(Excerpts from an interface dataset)
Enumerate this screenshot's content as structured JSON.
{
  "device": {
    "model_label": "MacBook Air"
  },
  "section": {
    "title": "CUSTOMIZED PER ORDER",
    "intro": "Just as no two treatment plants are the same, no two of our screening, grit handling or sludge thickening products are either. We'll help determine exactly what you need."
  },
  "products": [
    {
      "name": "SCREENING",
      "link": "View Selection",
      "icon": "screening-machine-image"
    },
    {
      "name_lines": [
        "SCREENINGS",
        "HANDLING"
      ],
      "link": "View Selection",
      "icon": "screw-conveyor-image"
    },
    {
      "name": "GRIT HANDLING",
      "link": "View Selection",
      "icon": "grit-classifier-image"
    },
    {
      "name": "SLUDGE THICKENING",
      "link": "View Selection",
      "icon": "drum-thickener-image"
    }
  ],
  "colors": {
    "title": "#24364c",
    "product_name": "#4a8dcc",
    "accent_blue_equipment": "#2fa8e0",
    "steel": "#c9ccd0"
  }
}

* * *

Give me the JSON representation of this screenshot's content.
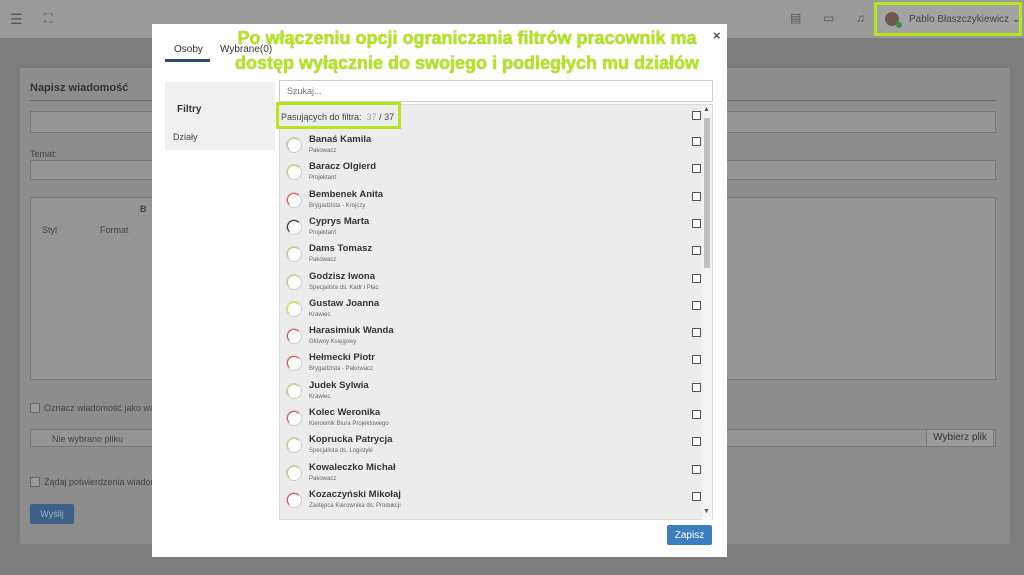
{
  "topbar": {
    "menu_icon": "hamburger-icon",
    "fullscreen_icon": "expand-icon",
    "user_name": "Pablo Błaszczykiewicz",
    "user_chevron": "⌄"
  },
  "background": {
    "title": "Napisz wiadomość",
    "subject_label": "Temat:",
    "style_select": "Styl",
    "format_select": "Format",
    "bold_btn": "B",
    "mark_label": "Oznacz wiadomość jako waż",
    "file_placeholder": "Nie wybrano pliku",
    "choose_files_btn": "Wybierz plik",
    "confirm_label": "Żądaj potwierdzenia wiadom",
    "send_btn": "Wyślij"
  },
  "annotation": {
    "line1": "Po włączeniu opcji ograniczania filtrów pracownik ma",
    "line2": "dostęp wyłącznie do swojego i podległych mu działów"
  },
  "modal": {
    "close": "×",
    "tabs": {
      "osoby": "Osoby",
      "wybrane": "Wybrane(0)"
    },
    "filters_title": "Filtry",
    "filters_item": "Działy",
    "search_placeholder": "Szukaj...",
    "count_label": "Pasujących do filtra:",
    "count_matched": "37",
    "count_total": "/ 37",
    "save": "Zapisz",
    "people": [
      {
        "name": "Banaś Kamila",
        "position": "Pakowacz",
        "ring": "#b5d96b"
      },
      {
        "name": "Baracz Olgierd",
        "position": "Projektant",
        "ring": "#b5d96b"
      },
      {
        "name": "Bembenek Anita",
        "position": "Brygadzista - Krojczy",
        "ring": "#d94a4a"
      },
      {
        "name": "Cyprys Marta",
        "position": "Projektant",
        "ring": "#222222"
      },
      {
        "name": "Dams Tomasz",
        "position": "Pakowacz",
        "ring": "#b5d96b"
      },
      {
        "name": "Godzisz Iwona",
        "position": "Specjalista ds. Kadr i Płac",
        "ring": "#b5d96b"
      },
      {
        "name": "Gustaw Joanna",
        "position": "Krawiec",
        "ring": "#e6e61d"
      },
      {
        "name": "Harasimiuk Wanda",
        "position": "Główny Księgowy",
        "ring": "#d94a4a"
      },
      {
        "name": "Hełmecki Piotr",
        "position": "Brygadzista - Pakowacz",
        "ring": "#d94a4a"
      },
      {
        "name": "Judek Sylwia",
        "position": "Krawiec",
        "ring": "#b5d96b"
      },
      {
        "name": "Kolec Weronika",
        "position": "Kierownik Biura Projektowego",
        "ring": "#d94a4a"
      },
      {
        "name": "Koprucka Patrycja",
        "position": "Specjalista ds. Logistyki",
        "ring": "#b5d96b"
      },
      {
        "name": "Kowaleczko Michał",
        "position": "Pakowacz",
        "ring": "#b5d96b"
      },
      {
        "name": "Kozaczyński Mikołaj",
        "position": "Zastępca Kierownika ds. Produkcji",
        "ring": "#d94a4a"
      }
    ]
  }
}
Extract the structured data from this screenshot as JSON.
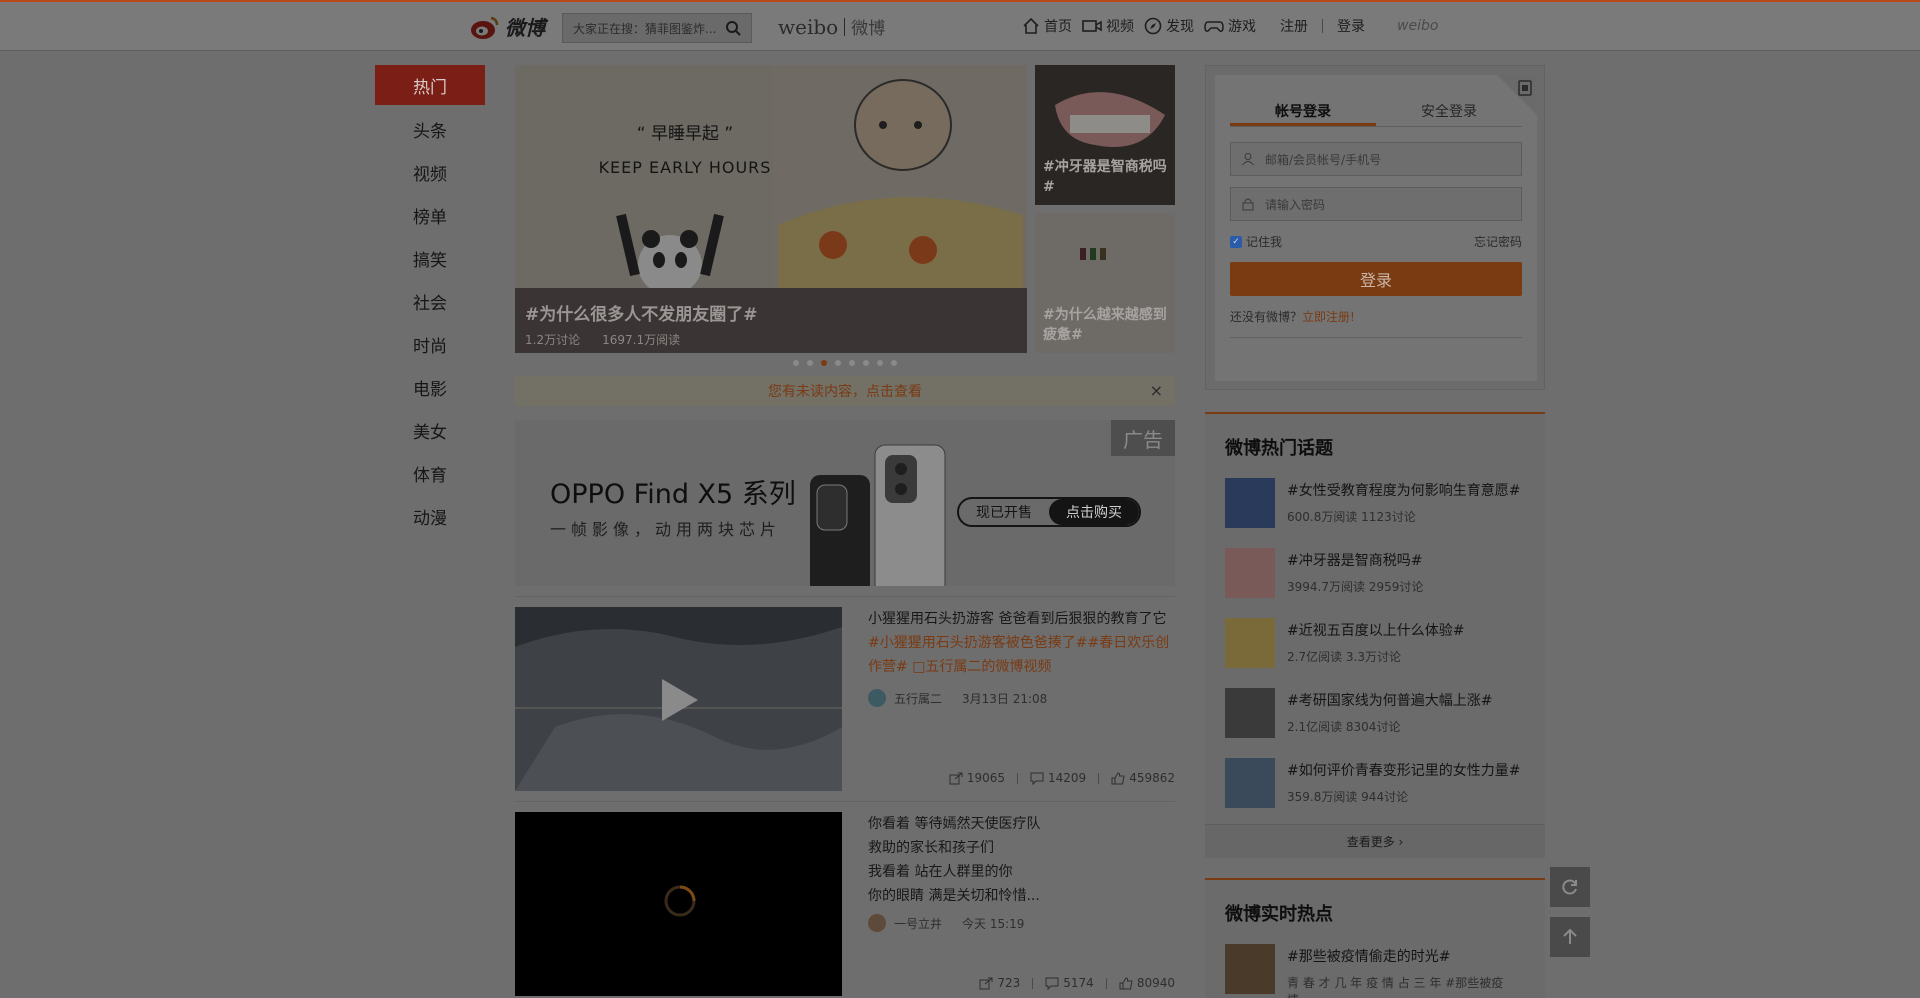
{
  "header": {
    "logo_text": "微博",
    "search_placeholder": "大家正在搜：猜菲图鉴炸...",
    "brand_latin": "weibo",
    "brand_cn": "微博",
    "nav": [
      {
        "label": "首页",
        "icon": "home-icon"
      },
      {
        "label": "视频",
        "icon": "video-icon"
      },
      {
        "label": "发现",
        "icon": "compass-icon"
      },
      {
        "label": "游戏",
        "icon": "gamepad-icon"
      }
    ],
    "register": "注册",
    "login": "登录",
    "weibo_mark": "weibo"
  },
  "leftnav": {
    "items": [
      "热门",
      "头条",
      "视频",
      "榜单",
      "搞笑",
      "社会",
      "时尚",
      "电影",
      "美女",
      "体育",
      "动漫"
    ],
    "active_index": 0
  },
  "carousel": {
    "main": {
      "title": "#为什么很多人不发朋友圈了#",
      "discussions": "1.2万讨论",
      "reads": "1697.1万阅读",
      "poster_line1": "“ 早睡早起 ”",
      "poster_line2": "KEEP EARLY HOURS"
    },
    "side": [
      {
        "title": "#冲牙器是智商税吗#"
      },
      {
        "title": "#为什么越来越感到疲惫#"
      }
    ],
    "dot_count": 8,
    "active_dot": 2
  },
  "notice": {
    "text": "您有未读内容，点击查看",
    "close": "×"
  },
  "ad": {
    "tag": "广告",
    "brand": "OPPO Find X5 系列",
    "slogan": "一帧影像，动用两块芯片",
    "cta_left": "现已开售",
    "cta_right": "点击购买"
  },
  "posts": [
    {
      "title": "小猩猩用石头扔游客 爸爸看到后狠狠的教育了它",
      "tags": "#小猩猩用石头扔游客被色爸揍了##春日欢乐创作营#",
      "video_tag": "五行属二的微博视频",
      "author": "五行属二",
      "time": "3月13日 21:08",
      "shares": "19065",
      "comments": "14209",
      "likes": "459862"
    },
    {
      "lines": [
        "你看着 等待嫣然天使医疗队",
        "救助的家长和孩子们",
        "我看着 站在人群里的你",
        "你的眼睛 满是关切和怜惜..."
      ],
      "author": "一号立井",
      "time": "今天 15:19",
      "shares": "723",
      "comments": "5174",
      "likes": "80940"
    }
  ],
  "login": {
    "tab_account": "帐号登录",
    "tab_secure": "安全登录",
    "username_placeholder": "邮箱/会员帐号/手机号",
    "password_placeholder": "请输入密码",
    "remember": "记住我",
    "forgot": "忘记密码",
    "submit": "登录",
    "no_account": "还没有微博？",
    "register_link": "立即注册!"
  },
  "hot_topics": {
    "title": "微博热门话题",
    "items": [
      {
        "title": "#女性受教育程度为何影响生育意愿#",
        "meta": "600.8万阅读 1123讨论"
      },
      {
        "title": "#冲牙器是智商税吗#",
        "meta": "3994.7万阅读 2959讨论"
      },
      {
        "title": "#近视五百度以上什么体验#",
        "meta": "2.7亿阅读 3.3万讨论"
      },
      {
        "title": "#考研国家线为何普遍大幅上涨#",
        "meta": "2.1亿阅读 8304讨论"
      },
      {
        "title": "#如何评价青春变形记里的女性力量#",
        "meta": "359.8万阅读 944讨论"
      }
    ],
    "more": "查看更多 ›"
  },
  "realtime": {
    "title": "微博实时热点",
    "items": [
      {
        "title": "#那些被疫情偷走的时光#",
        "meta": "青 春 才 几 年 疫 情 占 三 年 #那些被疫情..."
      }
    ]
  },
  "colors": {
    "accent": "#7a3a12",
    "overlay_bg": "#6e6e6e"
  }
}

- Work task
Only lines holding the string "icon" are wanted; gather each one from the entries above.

- Answer to this exercise
      "icon": "screening-machine-image"
      "icon": "screw-conveyor-image"
      "icon": "grit-classifier-image"
      "icon": "drum-thickener-image"
    "menu_icon": "hamburger-icon",
    "fullscreen_icon": "expand-icon",
        "icon": "home-icon"
        "icon": "video-icon"
        "icon": "compass-icon"
        "icon": "gamepad-icon"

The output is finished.